George, ready to risk his health to make a living
George Mwaura, 47, keeps dairy and grows vegetables using terracing on one of the many slopes that make up hilly Kiambu. His cows give him an average of 70 litres of milk a day. He relies on pesticides, even though he knows they are a threat to his health and his food.
“After spending a whole day spraying my vegetables with chemicals, in the evening, sleeping is problematic. The chemicals affect my breathing but I do not have any other option.”
The effect of these pesticides on his health are clear. “After spending a whole day spraying my vegetables with chemicals, in the evening, sleeping is problematic. The chemicals affect my breathing but I do not have any other option.”
George would be very willing to rely on safer and sustainable methods of pest control, but he clearly is not informed enough. George did not know that cow dung can be turned into manure, so he adds chemical fertiliser to his soil to make the vegetables look greener, healthier looking and grow faster. In his heart, he knows the chemicals that make him sick cannot be healthy for his vegetables.
As a farmer, George relies heavily on seasonal rains and weather patterns for his livelihood. Weather information is a very important factor but he uses guesswork in determining the weather, just because the information from local radios is not reliable.
The county government sometimes offers fertilisers to the farmers but George says it’s not enough and the bureaucracy just puts farmers off. So, George requests that the government provides subsidised fertiliser and seedlings.
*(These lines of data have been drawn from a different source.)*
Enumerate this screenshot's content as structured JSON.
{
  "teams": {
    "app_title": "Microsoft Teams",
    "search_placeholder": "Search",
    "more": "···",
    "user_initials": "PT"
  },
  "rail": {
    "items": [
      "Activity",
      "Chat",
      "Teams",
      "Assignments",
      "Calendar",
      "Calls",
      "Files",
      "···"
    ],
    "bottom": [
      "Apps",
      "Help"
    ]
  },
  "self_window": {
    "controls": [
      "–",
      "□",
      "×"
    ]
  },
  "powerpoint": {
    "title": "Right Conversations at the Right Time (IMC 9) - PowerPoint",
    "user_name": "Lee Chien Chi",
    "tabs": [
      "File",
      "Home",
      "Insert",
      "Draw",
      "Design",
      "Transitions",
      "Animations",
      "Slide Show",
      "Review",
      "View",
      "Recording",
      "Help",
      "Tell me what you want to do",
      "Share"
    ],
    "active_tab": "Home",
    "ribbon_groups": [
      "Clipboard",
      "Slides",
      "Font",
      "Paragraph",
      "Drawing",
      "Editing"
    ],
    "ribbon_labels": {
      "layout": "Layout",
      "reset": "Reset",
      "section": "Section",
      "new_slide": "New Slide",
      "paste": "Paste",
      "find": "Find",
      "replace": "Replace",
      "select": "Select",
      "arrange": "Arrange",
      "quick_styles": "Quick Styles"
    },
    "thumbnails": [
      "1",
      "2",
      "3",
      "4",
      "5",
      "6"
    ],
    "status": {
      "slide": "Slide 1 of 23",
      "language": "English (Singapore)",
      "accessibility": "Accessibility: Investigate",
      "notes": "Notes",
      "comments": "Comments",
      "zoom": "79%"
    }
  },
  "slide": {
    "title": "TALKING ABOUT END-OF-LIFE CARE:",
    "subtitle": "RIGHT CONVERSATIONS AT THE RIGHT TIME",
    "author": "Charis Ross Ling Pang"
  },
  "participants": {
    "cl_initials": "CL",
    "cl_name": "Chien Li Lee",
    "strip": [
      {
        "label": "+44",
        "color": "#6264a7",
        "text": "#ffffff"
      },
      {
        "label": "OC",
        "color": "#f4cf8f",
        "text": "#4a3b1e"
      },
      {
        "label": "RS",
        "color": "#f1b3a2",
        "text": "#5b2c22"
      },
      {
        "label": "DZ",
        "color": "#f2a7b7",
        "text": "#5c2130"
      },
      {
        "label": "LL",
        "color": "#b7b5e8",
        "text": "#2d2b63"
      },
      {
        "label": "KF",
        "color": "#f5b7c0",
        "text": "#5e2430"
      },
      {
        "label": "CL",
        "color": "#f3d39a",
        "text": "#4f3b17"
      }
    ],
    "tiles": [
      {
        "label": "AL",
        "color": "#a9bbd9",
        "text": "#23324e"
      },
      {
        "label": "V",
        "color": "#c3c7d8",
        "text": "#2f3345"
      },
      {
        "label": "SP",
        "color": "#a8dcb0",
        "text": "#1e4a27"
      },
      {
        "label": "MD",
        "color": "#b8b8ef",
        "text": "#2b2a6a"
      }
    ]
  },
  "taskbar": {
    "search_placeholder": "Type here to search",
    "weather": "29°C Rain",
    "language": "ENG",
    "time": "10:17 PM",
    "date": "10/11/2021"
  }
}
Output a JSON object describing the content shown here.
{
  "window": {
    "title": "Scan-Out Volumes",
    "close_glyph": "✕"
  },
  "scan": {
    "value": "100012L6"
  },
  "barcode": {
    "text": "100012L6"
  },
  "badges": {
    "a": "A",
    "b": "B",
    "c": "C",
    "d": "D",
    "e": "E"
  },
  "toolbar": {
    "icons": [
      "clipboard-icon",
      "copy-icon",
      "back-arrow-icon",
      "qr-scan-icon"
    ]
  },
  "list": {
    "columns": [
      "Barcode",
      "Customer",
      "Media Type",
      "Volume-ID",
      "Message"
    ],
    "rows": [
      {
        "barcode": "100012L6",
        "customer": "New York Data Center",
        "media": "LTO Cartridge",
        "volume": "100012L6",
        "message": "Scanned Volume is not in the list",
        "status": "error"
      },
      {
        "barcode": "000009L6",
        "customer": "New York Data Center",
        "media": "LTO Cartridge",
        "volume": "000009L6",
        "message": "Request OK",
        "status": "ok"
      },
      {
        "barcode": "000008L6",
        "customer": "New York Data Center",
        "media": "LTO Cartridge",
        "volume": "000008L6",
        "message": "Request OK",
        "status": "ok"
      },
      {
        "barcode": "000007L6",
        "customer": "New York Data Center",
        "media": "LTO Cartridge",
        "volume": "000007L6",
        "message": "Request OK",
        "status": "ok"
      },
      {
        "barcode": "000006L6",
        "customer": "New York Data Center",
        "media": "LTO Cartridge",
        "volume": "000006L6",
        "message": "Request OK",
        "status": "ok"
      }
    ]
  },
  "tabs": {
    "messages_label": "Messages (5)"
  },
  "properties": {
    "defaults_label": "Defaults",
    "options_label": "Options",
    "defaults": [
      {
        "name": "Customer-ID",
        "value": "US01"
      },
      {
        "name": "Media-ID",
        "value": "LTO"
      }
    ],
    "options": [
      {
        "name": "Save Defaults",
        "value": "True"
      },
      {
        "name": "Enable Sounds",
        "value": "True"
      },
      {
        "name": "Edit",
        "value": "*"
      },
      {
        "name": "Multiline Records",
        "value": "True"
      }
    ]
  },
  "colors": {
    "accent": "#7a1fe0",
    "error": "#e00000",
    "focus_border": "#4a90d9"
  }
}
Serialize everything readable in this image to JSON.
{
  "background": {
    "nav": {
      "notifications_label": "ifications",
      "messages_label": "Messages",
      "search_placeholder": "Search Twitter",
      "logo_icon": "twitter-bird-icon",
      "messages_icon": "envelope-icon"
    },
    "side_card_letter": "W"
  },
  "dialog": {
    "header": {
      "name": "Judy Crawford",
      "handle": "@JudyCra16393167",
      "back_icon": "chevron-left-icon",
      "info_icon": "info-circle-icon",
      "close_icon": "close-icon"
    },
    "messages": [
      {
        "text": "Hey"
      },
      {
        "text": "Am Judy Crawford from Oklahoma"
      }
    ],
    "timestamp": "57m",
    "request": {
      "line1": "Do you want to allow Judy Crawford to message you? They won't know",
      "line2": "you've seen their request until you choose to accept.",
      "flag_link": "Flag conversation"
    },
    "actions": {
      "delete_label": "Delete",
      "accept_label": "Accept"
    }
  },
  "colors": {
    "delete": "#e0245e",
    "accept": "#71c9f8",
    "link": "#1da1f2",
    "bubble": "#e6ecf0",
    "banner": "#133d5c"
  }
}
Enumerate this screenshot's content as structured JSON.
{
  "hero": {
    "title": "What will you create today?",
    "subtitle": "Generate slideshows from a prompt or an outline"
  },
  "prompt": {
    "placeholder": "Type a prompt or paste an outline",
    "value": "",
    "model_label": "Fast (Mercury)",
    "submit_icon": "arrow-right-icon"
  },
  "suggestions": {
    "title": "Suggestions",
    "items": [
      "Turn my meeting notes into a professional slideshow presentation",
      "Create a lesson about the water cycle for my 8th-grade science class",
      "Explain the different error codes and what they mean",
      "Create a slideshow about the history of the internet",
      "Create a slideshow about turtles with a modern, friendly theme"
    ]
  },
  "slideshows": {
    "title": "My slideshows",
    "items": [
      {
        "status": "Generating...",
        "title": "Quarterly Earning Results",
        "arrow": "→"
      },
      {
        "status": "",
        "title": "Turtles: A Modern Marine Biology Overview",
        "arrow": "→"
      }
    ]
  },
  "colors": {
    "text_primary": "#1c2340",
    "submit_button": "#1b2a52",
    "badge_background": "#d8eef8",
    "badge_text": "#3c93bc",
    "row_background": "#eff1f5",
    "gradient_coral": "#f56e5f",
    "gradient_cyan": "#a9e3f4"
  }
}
Subsidizing input is not the solution. George knows that pesticides are not good for his health or for his land but he has no access to proper information on alternative solutions. Buying inputs endangers his health and his economic stability, while using eco-farming practices would not cost him a cent or his health.